The choice is a non-choice: the excess of possible meaning is not cleanly excised from the film. What we have, then, is a film of overdetermination, one in which what should be mutually contradictory instead becomes mutually dependent, knotted together in the figure and labor of the Tall Man.
However, what strikes me about this construction of Phantasm is that there is no "third term," as it were: there is simply the mute repetition of a labor without end.
For as we discover, the reason that he turns the corpses into dwarf zombies is to send them through the gate to work as slaves on what we presume to be his planet.
But is it necessarily his planet? And is he necessarily "evil"?
This fact, which superficially is supposed to function as final proof of his diabolical nature, has quite the opposite effect. It undoes the entire mythos of the funeral home and of his alleged evil. He is, to be sure, a rather grouchy and nasty figure. But...
As a villain, he isn't very far up the totem pole. For what does his labor consist of? He is not the one orchestrating the labor on the distant planet: he is basically a skilled laborer, someone who knows how to turn human corpses into zombie dwarves. And while he keeps a few around to protect his business, they are not there to serve him. They exist to be sent to another labor "market."
More crucially is the fact that while we get the occasional death caused by him (the corpses produced then turned into a dwarf), he actually doesn't interfere with the town's operations.
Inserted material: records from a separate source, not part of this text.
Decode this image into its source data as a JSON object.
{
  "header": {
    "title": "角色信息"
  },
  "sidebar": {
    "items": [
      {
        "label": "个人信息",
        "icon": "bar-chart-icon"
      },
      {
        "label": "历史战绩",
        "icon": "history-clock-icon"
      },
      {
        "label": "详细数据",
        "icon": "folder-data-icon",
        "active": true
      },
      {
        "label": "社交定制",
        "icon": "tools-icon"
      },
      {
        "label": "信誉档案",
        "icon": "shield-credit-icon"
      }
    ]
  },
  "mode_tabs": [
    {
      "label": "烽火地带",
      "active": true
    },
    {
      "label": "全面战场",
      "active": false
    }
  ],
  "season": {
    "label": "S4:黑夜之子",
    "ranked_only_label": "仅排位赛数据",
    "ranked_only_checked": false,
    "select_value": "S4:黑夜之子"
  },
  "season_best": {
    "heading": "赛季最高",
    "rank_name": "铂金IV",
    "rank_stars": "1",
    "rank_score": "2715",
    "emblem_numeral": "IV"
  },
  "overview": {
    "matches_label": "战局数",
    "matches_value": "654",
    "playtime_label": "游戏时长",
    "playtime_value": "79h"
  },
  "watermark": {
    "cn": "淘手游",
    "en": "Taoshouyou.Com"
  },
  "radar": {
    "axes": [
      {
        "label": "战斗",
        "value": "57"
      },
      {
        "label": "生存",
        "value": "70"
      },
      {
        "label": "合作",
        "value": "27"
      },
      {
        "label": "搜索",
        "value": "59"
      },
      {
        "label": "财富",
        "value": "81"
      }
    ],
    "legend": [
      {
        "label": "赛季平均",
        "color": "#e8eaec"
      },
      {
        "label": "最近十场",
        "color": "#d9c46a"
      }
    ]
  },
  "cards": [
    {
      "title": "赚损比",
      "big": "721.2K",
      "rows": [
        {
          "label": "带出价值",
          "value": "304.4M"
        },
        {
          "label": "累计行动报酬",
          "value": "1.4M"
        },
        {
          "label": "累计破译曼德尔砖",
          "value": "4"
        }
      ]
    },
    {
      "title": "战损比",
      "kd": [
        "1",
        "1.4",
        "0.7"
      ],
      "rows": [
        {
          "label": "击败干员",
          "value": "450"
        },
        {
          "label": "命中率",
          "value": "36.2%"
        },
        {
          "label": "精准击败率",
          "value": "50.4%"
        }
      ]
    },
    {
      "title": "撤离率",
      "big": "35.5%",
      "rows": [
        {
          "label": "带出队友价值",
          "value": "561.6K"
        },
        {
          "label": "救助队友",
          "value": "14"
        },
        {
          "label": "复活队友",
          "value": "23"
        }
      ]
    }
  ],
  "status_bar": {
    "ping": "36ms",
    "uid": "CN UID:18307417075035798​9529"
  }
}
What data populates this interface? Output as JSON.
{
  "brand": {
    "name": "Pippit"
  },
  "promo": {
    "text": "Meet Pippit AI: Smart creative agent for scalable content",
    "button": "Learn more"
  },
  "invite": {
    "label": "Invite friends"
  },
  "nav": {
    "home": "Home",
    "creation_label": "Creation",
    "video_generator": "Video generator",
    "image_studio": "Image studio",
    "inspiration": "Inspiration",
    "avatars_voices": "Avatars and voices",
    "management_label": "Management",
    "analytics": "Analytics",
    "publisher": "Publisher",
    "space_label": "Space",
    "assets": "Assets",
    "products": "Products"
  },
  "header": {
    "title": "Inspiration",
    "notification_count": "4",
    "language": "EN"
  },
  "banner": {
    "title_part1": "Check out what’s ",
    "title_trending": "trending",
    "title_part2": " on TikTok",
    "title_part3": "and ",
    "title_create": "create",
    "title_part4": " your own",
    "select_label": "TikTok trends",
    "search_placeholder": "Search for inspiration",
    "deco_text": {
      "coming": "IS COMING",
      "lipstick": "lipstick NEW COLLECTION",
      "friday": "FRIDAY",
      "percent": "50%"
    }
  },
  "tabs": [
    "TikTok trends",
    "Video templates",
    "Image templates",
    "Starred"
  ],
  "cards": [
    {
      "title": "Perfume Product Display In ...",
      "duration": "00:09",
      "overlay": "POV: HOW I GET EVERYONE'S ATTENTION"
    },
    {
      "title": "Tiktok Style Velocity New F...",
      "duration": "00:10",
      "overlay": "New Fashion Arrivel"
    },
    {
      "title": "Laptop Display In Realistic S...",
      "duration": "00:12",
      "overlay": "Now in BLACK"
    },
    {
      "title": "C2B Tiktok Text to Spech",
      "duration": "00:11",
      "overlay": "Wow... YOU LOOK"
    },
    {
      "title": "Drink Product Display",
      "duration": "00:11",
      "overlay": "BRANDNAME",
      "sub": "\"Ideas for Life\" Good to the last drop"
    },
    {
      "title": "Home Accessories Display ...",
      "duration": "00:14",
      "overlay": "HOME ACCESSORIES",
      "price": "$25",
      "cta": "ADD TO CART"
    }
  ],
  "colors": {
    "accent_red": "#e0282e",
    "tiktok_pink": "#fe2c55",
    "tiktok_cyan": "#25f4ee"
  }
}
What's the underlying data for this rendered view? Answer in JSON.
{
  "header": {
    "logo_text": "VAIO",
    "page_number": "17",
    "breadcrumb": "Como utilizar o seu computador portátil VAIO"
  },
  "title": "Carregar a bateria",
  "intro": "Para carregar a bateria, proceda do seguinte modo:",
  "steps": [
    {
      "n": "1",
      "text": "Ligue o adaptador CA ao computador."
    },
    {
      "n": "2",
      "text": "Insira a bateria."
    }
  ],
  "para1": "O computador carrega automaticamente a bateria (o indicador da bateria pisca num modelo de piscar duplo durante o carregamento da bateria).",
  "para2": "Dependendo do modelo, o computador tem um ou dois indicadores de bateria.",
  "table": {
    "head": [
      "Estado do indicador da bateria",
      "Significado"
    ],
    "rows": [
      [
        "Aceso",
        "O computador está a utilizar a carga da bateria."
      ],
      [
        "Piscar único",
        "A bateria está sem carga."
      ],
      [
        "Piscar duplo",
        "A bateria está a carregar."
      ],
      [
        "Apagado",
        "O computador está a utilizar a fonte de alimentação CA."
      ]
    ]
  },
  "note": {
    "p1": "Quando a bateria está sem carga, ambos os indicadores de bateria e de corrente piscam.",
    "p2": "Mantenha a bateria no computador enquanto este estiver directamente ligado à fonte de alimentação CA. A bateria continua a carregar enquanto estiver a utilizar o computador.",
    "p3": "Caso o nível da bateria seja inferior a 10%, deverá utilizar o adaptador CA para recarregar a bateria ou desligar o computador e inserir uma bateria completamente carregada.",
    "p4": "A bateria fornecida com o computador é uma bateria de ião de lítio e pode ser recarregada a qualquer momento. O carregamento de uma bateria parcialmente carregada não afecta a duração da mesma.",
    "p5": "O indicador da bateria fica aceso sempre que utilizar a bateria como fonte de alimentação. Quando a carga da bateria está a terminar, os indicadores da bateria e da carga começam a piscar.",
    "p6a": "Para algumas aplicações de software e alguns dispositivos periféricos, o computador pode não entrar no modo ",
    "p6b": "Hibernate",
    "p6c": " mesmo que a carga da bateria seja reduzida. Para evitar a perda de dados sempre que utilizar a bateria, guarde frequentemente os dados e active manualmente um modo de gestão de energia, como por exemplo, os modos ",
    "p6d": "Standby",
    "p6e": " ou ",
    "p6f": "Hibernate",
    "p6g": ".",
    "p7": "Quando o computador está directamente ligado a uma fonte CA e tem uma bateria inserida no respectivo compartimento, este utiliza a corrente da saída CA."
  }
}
He waits for people to die, a low-level harvester who provides a necessary service and, in a true entrepreneurial spirit, has discovered how to make something of use out of that which is no longer of value to anyone else. In the later films, we get an impression of him moving from town to town, but here, he really is a mortician of sorts, doing a job that needs to be done and that few people want to do. And on top of that...
He's been doing it for a damn long time (as we learn in the photo from the antique shop that reveals him as a "timeless" being). Perhaps, then, his nastiness comes less from an innate evil and more from the fact that this must get old, a being of apparently great power stuck in a dead-end job in a town where he can't have friends, waiting for people to die but not killing too many because it would raise suspicion. He may be unkillable and somewhat immortal, but his weariness tells us that he sure isn't eternal, just that he's been here for longer than he might like to be.
What Phantasm gives us, finally, is a sense of how the circuits of production and accumulation hinges upon two types of excess that we'd really rather not know about. There are the waste products of life (the corpses) remobilized, taken care of by someone. And as long as we aren't confronted directly with the fact of their reanimation, literal or figurative, as long as we don't have to accept the fact that our parents may in fact now be zombie dwarf slaves working on another planet, we accept this, because we know all the same that this redeployment, this thawing of frozen, dead capital is necessary for the functioning of the system.
And the other type of excess? The Tall Man, the part who doesn't belong to any whole: separated from his planet, wherever that may be, outside of the normal cycles of human time but forced to function in his labor according to the rhythms unnatural to him (the life-span of the humans whose corpses he works on). The Tall Man is just another worker, caught between two worlds of time, alien not because he bleeds thick yellow matter but because, like most of the world, his time is not his own.